== Task requirements ==
Which lines below hold the word "Specifies"? Report each one.

== Material provided ==
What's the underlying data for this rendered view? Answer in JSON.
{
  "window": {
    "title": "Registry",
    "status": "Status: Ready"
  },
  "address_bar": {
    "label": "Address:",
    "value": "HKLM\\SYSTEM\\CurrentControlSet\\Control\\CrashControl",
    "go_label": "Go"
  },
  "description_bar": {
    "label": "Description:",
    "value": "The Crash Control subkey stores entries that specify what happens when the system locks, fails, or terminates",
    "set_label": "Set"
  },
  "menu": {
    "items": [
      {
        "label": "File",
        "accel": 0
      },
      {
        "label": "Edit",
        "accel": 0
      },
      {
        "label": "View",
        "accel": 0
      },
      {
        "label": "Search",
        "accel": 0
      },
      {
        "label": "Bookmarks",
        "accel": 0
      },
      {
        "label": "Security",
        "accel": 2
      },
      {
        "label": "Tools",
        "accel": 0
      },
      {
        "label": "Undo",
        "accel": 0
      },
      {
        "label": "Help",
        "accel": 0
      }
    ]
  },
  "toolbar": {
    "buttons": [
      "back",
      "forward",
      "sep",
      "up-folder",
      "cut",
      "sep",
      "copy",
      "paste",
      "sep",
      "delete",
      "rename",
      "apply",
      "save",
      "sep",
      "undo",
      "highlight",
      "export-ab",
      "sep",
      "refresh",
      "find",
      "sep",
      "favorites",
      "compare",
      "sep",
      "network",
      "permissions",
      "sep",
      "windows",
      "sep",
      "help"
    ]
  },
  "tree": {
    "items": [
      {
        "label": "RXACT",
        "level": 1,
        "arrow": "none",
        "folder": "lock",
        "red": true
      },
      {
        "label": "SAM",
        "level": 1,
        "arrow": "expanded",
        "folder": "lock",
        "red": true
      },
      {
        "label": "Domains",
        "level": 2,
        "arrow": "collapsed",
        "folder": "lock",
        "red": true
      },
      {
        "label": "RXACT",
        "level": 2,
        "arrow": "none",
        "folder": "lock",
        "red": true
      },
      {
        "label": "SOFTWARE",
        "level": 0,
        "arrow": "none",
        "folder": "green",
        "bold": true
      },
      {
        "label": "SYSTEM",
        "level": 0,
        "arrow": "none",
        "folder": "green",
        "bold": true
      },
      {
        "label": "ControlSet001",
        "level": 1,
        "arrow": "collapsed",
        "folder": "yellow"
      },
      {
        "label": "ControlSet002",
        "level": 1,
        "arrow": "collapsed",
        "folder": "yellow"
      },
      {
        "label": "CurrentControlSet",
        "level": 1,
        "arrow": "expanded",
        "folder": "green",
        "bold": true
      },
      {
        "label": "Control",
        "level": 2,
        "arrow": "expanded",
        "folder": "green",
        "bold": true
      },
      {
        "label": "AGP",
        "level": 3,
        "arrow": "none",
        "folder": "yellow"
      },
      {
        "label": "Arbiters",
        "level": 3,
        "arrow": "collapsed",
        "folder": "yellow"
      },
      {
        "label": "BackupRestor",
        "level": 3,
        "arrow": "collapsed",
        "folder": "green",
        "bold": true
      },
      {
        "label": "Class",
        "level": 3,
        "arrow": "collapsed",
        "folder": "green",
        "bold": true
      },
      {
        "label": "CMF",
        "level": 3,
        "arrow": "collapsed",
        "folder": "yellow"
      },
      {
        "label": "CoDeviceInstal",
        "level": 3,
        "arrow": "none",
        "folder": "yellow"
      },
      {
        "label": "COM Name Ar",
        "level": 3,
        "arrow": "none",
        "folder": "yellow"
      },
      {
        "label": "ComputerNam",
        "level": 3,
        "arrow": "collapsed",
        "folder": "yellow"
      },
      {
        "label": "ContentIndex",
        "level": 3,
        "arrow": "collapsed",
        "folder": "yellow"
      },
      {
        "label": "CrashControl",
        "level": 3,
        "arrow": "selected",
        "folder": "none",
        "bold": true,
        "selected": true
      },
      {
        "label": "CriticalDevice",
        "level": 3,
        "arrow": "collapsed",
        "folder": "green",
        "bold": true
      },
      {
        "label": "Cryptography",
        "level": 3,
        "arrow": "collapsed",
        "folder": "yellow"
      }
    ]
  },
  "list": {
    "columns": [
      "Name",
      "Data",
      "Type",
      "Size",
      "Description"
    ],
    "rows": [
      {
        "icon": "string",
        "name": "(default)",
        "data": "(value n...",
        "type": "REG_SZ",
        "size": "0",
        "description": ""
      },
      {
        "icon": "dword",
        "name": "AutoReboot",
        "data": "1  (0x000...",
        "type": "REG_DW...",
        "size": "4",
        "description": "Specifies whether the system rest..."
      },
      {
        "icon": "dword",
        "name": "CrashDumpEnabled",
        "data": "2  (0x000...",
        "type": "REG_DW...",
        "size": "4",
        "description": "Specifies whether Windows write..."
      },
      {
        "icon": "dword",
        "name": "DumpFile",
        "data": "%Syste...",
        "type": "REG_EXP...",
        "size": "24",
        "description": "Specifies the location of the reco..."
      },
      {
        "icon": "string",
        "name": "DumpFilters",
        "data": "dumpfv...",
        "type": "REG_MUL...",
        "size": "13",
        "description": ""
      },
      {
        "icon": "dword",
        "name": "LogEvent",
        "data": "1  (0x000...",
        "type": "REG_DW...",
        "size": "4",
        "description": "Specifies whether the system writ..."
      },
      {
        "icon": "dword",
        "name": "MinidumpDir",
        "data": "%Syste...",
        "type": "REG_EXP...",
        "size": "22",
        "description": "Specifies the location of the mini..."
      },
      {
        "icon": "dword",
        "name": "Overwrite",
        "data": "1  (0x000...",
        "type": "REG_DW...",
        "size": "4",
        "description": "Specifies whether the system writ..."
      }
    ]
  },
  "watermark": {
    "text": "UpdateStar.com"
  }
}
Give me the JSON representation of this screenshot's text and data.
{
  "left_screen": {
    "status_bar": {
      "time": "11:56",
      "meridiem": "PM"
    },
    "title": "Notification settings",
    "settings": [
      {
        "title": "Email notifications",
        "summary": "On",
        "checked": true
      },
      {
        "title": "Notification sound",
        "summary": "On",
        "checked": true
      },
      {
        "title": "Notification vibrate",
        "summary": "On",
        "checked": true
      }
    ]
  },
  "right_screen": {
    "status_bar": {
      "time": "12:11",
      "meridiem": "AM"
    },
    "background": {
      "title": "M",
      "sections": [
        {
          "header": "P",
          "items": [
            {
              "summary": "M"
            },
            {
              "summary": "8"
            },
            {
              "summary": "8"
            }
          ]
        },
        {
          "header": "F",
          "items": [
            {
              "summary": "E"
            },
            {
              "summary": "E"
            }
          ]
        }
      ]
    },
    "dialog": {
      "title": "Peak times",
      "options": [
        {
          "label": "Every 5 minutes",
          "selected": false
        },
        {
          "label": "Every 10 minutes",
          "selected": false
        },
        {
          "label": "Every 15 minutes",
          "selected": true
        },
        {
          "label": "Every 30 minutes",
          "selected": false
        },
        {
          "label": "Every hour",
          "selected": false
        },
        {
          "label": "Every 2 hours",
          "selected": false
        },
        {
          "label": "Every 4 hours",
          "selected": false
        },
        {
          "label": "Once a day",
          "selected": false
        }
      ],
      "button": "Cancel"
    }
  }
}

== Your solution ==
        "description": "Specifies whether the system rest..."
        "description": "Specifies whether Windows write..."
        "description": "Specifies the location of the reco..."
        "description": "Specifies whether the system writ..."
        "description": "Specifies the location of the mini..."
        "description": "Specifies whether the system writ..."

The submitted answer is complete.